Yankees Entertainment and Sports Network added another MSO to its roster last week, and then tried a public squeeze play to fill the big hole left in its distribution lineup.
Last week, the fledgling sports channel — which will carry 130 New York Yankees games this season — signed a basic-cable carriage pact with Comcast Corp. It then went public with its battle to secure placement on Cablevision Systems Corp., the major cable holdout in the New York metro area, with 3 million subscribers.
It's three weeks before opening day, and YES has yet to reach a carriage deal with Cablevision, which feels the network's $2-per-subscriber license fee is too expensive for its basic tier.
YES, which launches on March 19, ran ads in major newspapers throughout the DMA last week. In them, CEO Leo Hindery encouraged Yankees fans who subscribe to Cablevision to consider switching to DirecTV Inc., which has a carriage deal with the network.
The YES ads complemented aggressive marketing efforts by DirecTV that also hail the availability of Yankees games, formerly the province of Cablevision-controlled Madison Square Garden Network.
In an open letter to fans, Hindery noted that Cablevision is the only MSO that has yet to reach an agreement for YES and offered a toll-free number for subscribers to call to get DirecTV.
Hindery defended the ad and its intent to sway public opinion. He said the network has negotiated with Cablevision since September, but has been unable to come to terms, while other MSOs in the market have signed deals.
"My responsibility is to the viewers and fans of the Yankees," Hindery said. "The most credible companies in the cable industry have embraced us, and DirecTV has joined them, so I don't feel like we've been anything but fair."
Cablevision senior vice president of media and community relations Charles Schueler lashed back at YES, calling the ad "an obvious attempt to put pressure on Cablevision to accept an expensive deal that is not in the interest of all of our customers."
The MSO is continuing to negotiate with YES, but Schueler reiterated that Cablevision customers should have the opportunity to purchase the new network.
The YES ad comes on the heels of the network's distribution deal with Comcast. Though financial terms were not disclosed last week, sources said Comcast would ante up $2 per household to offer its 900,000 New York-area subscribers YES on basic.
"We are pleased to be able to continue to offer the Yankees games our customers want for years to come," said Comcast Eastern division cable unit president Mike Doyle.
U.S. Cable is also close to reaching a deal to distribute YES to 5,500 subscribers on its Paramus and Hillsdale, N.J., systems.

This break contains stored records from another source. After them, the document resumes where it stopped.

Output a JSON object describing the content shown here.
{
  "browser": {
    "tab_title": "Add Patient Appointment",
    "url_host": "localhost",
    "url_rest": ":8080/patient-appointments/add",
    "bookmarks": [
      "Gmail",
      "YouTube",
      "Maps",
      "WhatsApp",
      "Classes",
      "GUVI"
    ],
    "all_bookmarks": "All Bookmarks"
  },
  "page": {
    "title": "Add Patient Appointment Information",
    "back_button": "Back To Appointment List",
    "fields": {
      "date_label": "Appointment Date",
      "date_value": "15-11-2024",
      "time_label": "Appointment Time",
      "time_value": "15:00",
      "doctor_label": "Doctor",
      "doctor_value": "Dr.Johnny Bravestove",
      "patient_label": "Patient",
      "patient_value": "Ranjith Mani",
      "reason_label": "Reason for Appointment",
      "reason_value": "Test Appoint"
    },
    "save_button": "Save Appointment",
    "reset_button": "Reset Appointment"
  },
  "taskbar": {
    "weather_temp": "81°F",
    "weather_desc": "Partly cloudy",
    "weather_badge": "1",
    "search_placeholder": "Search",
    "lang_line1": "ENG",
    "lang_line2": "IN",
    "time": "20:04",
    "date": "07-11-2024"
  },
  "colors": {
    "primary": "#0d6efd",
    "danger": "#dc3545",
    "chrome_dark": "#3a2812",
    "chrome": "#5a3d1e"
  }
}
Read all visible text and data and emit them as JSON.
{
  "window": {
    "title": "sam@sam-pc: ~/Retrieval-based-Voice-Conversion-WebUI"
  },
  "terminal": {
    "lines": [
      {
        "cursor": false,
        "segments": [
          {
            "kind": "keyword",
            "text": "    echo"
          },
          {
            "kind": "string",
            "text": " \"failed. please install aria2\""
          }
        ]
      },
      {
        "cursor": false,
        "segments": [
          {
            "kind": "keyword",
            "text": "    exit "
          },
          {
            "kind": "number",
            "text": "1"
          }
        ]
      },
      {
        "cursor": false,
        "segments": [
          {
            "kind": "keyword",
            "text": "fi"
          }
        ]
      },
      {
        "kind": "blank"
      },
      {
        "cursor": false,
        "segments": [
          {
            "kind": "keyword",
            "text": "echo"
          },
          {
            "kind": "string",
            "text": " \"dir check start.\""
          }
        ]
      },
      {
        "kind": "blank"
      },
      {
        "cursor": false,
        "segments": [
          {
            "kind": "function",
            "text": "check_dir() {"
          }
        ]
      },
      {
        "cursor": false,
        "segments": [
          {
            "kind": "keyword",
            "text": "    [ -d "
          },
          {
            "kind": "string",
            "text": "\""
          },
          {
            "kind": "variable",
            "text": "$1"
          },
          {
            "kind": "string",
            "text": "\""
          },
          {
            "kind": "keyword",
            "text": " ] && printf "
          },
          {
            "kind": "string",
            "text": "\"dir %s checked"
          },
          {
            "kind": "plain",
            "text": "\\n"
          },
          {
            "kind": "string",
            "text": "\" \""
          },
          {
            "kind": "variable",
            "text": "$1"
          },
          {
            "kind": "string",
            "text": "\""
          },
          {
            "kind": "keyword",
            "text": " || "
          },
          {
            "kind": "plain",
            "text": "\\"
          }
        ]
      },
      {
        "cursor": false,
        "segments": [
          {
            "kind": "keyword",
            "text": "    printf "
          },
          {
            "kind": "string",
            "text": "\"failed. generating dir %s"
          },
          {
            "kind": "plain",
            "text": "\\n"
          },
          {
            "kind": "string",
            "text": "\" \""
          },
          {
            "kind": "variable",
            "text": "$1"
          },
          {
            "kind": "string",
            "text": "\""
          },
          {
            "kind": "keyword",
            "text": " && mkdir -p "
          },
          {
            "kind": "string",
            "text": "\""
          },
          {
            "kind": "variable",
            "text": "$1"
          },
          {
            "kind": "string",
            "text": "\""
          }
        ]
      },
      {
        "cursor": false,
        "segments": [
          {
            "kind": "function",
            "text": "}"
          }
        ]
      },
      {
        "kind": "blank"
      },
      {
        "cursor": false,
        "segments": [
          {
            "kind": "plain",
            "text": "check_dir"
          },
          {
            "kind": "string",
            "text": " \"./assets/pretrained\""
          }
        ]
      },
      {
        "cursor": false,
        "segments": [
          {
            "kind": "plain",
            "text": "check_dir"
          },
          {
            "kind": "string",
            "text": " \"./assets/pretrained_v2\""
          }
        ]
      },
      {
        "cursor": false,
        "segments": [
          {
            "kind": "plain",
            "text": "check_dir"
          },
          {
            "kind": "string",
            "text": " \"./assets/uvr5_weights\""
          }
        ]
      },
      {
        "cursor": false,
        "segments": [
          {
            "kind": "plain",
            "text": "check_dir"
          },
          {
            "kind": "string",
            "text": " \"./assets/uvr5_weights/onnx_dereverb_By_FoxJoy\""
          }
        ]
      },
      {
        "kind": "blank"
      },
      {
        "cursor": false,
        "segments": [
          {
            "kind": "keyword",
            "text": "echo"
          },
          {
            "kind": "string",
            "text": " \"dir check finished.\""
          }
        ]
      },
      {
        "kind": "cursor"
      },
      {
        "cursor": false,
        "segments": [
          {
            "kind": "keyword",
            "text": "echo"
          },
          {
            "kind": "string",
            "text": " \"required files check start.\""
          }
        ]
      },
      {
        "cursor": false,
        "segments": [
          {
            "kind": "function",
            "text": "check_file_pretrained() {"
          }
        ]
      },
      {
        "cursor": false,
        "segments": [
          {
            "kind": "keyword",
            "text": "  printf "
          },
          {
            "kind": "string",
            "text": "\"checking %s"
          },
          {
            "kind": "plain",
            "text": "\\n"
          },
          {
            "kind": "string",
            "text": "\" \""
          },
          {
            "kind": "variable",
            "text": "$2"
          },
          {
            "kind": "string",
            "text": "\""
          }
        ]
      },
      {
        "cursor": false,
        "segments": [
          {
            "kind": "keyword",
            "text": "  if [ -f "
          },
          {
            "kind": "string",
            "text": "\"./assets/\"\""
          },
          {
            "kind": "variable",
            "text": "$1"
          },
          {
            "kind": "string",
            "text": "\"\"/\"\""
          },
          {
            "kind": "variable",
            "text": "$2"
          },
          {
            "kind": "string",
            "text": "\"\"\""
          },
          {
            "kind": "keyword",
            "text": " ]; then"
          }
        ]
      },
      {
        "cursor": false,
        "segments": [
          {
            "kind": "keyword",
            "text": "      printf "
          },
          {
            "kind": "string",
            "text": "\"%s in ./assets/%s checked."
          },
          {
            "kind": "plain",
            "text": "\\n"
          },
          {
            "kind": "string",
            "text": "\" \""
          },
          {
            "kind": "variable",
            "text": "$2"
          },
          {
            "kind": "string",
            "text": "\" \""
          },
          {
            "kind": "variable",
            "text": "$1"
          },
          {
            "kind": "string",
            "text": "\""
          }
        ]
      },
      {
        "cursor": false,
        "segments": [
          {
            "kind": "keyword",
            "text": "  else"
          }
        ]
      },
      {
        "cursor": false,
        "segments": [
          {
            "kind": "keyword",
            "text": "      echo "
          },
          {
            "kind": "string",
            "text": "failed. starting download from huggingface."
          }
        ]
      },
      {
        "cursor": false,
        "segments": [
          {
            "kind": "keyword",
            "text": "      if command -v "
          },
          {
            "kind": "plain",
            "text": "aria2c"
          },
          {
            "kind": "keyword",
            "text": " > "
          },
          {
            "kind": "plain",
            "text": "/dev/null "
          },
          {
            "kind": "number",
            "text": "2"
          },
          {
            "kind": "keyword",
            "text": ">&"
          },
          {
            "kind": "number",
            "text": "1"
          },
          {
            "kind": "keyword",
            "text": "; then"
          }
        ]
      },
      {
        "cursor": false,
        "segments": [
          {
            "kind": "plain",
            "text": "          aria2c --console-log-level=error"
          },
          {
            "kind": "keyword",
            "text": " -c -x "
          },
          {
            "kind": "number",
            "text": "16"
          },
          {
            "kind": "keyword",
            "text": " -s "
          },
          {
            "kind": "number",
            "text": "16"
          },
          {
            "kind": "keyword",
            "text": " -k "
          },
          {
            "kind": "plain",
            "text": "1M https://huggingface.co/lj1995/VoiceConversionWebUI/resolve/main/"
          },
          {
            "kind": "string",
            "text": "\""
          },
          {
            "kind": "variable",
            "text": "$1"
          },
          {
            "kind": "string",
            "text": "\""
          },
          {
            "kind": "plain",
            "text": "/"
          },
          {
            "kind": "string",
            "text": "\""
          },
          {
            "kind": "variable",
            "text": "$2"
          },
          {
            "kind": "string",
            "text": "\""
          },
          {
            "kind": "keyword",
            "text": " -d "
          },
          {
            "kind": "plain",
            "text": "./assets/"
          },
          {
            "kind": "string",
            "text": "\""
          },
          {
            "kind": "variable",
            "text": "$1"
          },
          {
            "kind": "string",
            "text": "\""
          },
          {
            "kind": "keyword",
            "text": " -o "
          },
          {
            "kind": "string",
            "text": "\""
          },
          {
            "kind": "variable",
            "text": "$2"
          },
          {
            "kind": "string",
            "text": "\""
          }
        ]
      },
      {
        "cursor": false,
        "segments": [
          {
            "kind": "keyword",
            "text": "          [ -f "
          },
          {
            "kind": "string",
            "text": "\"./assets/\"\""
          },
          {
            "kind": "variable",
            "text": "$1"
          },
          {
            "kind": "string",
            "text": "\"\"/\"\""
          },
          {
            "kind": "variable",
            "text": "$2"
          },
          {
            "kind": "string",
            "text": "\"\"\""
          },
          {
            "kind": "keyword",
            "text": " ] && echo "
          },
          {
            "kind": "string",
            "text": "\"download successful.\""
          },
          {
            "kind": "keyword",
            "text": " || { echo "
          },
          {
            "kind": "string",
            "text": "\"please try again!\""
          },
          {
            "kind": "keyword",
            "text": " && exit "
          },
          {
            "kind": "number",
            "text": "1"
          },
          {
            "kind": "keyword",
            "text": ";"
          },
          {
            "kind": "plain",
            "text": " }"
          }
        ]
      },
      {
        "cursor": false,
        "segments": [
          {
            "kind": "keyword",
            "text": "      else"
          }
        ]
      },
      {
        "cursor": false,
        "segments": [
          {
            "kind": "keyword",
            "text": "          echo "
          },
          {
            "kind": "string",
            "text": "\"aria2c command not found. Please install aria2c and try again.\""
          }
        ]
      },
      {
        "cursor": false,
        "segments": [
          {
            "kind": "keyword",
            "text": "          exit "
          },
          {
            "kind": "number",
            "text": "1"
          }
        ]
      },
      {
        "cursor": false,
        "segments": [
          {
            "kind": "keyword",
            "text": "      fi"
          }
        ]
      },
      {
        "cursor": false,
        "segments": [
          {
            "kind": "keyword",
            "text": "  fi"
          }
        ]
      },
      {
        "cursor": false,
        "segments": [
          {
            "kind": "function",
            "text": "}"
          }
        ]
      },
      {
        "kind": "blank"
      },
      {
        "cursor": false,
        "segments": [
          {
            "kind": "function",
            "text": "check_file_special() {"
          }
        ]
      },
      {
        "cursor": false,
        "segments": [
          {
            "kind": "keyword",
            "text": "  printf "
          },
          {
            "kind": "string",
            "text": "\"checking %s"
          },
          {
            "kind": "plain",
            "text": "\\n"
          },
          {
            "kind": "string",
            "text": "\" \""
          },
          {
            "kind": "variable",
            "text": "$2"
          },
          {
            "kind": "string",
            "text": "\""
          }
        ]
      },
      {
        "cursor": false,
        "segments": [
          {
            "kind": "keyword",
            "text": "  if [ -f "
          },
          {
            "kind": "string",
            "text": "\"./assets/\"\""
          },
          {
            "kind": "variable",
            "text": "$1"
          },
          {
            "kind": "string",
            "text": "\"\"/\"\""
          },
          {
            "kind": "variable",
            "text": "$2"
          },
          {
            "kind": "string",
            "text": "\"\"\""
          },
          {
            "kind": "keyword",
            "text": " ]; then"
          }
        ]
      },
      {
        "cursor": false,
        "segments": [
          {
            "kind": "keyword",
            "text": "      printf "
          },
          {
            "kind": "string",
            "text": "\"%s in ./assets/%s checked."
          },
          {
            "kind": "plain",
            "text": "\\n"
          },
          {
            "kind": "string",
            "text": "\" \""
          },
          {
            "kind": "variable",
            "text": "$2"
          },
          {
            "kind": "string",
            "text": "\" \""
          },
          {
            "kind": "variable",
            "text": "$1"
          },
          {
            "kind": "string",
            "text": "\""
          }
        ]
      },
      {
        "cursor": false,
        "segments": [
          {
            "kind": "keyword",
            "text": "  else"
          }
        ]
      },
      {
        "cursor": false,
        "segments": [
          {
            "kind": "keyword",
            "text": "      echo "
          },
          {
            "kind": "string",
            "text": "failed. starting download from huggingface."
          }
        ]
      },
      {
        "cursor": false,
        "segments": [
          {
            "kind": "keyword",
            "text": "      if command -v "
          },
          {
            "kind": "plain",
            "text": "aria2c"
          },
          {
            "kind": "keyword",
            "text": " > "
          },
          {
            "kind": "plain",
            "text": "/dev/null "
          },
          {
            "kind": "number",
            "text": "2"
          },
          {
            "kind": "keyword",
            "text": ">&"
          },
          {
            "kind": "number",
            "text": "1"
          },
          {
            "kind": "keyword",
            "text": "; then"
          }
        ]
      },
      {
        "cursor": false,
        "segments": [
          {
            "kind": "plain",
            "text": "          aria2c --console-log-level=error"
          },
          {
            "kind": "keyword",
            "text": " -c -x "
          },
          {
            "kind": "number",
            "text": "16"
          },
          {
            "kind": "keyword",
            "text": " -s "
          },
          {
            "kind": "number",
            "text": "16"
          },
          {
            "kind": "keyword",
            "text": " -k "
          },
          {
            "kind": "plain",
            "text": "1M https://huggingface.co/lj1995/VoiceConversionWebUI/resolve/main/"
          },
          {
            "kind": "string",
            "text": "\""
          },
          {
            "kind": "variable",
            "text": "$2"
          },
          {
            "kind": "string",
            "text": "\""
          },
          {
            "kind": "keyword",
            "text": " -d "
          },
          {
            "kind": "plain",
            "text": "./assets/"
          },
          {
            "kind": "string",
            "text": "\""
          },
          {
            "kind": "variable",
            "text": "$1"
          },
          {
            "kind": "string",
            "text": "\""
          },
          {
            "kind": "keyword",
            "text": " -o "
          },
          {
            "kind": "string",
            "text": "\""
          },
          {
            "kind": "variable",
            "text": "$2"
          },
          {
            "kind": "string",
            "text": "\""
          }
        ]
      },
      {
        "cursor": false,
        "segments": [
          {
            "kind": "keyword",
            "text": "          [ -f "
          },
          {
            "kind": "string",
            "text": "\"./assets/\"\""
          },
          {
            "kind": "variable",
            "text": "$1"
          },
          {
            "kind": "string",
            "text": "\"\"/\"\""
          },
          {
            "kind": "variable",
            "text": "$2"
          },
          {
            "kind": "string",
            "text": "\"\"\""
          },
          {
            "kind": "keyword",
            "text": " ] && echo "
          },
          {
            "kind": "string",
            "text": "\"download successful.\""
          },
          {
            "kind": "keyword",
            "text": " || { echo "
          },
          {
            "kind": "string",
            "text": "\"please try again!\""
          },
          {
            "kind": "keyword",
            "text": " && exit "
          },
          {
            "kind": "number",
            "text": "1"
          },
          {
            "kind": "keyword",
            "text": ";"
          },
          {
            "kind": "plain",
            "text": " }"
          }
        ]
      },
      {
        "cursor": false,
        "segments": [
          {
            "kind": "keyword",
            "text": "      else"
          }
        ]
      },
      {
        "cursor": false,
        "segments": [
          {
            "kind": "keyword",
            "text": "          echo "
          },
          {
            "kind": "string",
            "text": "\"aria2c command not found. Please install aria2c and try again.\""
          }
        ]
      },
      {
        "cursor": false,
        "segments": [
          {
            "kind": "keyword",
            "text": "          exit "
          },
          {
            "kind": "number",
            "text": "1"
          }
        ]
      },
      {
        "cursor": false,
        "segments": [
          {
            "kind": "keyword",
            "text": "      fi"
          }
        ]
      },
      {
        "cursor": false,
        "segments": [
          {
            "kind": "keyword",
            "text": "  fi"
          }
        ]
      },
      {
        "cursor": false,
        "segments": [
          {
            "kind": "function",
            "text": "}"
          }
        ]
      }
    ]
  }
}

YES has also not come to distribution terms with EchoStar, although spokesman Marc Lumpkin said the satellite provider is negotiating with the upstart network.
"The rates that YES is asking for are high, and we want to make sure we don't pass that onto our customers," Lumpkin said.
YES recently signed pacts with Time Warner Cable and overbuilder RCN Corp. But without Cablevision on board, YES won't be available to many suburban and outer-borough Yankees fans. And premium carriage would shoot a big hole in the network's plans to reach advertisers.
It also means the Bronx Bombers won't be seen on cable in the Bronx, as Cablevision holds the sole franchise for that borough.
STARTING ON D.L.
Some observers, like Kagan World Media sports analyst John Mansell, believe YES will start the season on Cablevision's bench, or on the disabled list. Others — like Neal Pilson, principal in sports consultancy Pilson Communications — suggest a deal could be struck at the eleventh hour.
For his part, Hindery wouldn't say if YES would take out additional ads in newspapers or other media in the near future, but the network and DirecTV have begun grass-roots efforts to entice Cablevision subscribers to purchase DBS systems.
The network is trotting out high-profile personalities to make appearances in Cablevision-served communities. YES announcer Michael Kay appeared at the Nanuet Mall in Rockland County, N.Y., while former Yankees and YES broadcasters Bobby Murcer and Paul O'Neill were scheduled to make appearances and talk up the network last weekend at malls in Long Island and Westchester County, respectively.
Meanwhile, YES is working with DirecTV to tout the satellite service's carriage of the network. DirecTV has launched a major radio and print campaign, and is distributing door hangers, mostly to Cablevision subscribers on Long Island.
"We want to make sure that our customers and prospective customers know they can get the Yankees on DirecTV," senior vice president of programming acquisitions Michael Thornton said.